Subscribe to Newsletter

Survey paints ugly picture of Uber

They might have taken off around the world for their cheapness, but ride-sharing services come at a high price for many, a new survey has found. 


Polling over 1,100 drivers for Uber and other ride-sharing companies, the major study shows that harassment and violence in the industry are rife, with 969 claims of misconduct by passengers. 



Conducted by the Transport Workers Union (TWU) and the Rideshare Drivers’ Co-operative, the survey revealed that nearly four in ten (37%) drivers had received threats, while one out of ten said they had actually been assaulted and one in 16 (6%+) sexually assaulted on the job.


According to the study, drivers said they had faced “death threats towards them and their families, rape threats, sexual assault, being punched in the face, held at knifepoint, had their car windows broken, their cars stolen and have received racial abuse”.


Three in ten (almost 30%) have received racist comments, one in five sexual comments and four in ten (40%+) have had their property damaged. 


Drivers have also been “immediately deactivated” from ride-share apps when passengers have made “entirely false” reports, of which almost two in three drivers said they have received.


On top of the misconduct drivers face, the survey revealed that workers are earning an average hourly wage of just $16 per hour, which comes after fees and taxes but before fuel, insurance, maintenance and other costs. 


TWU on-demand economy campaign director Tony Sheldon called the findings “shocking and disturbing”.


“They are offered no support when they face sexual or physical assault and must choose between taking time off work to recover or going back to work the next day in order to get paid,” Mr Sheldon said. 


Polled between July and October, the respondents work for Uber (97%), Ola (46%), Taxify (26%), DiDi (22%) and other ride-share companies (15%), with some drivers working for multiple businesses.


Have you ever witnessed poor behavior by ride-sharing passengers?

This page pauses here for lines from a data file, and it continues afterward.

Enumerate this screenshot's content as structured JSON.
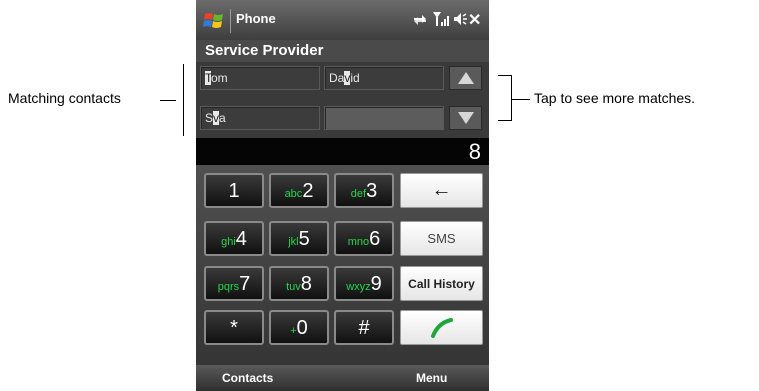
{
  "annotations": {
    "left_label": "Matching contacts",
    "right_label": "Tap to see more matches."
  },
  "titlebar": {
    "app_title": "Phone",
    "icons": [
      "windows-logo-icon",
      "connectivity-icon",
      "signal-icon",
      "volume-icon",
      "close-icon"
    ]
  },
  "provider": "Service Provider",
  "contacts": {
    "items": [
      {
        "hl": "T",
        "rest": "om"
      },
      {
        "pre": "Da",
        "hl": "v",
        "rest": "id"
      },
      {
        "pre": "S",
        "hl": "v",
        "rest": "a"
      },
      {
        "text": ""
      }
    ]
  },
  "dialed_number": "8",
  "keypad": {
    "keys": [
      {
        "sub": "",
        "num": "1"
      },
      {
        "sub": "abc",
        "num": "2"
      },
      {
        "sub": "def",
        "num": "3"
      },
      {
        "sub": "ghi",
        "num": "4"
      },
      {
        "sub": "jkl",
        "num": "5"
      },
      {
        "sub": "mno",
        "num": "6"
      },
      {
        "sub": "pqrs",
        "num": "7"
      },
      {
        "sub": "tuv",
        "num": "8"
      },
      {
        "sub": "wxyz",
        "num": "9"
      },
      {
        "sub": "",
        "num": "*"
      },
      {
        "sub": "+",
        "num": "0"
      },
      {
        "sub": "",
        "num": "#"
      }
    ],
    "backspace_label": "←",
    "sms_label": "SMS",
    "call_history_label": "Call History"
  },
  "softkeys": {
    "left": "Contacts",
    "right": "Menu"
  },
  "colors": {
    "key_sub_text": "#27d64b",
    "call_icon": "#1fa83a"
  }
}
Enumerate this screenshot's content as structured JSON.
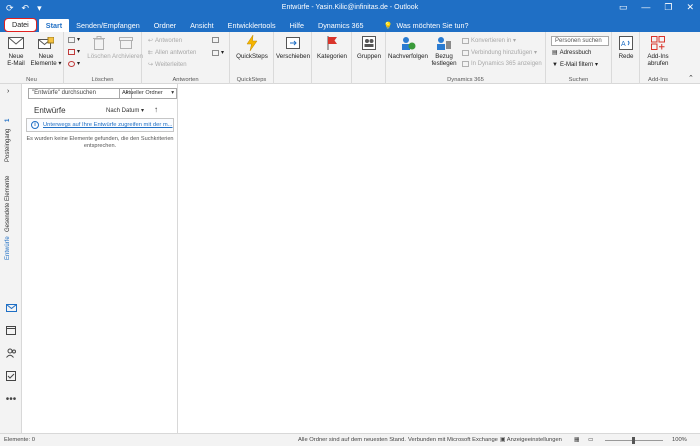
{
  "titlebar": {
    "title": "Entwürfe - Yasin.Kilic@infinitas.de - Outlook",
    "sync_icon": "sync-icon",
    "undo_icon": "undo-icon",
    "min": "—",
    "restore": "❐",
    "close": "✕",
    "ribbon_display": "▭"
  },
  "tabs": {
    "file": "Datei",
    "start": "Start",
    "send_receive": "Senden/Empfangen",
    "folder": "Ordner",
    "view": "Ansicht",
    "developer": "Entwicklertools",
    "help": "Hilfe",
    "dynamics": "Dynamics 365",
    "tell_me": "Was möchten Sie tun?"
  },
  "ribbon": {
    "new": {
      "label": "Neu",
      "new_email": "Neue\nE-Mail",
      "new_items": "Neue\nElemente ▾"
    },
    "delete": {
      "label": "Löschen",
      "delete": "Löschen",
      "archive": "Archivieren"
    },
    "respond": {
      "label": "Antworten",
      "reply": "Antworten",
      "reply_all": "Allen antworten",
      "forward": "Weiterleiten"
    },
    "quicksteps": {
      "label": "QuickSteps",
      "button": "QuickSteps"
    },
    "move": {
      "button": "Verschieben"
    },
    "tags": {
      "button": "Kategorien"
    },
    "groups": {
      "button": "Gruppen"
    },
    "dynamics": {
      "label": "Dynamics 365",
      "track": "Nachverfolgen",
      "set_regarding": "Bezug\nfestlegen",
      "convert": "Konvertieren in ▾",
      "add_connection": "Verbindung hinzufügen ▾",
      "view_in": "In Dynamics 365 anzeigen"
    },
    "find": {
      "label": "Suchen",
      "people_placeholder": "Personen suchen",
      "address_book": "Adressbuch",
      "filter_email": "E-Mail filtern ▾"
    },
    "speech": {
      "button": "Rede"
    },
    "addins": {
      "label": "Add-Ins",
      "button": "Add-Ins\nabrufen"
    }
  },
  "leftnav": {
    "inbox": "Posteingang",
    "inbox_count": "1",
    "sent": "Gesendete Elemente",
    "drafts": "Entwürfe"
  },
  "list": {
    "search_placeholder": "\"Entwürfe\" durchsuchen",
    "scope": "Aktueller Ordner",
    "heading": "Entwürfe",
    "sort": "Nach Datum ▾",
    "info": "Unterwegs auf Ihre Entwürfe zugreifen mit der m...",
    "empty": "Es wurden keine Elemente gefunden, die den Suchkriterien entsprechen."
  },
  "statusbar": {
    "items": "Elemente: 0",
    "status": "Alle Ordner sind auf dem neuesten Stand.",
    "connection": "Verbunden mit Microsoft Exchange",
    "display_settings": "Anzeigeeinstellungen",
    "zoom": "100%"
  },
  "colors": {
    "accent": "#1f6fc5",
    "file_outline": "#e02020",
    "ribbon_bg": "#f3f3f3"
  }
}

Click here to read the latest issue of traveltalk Click here to read the latest issue of traveltalk
Written by: Mark Harada
Published: 24 October 2018

comments powered by Disqus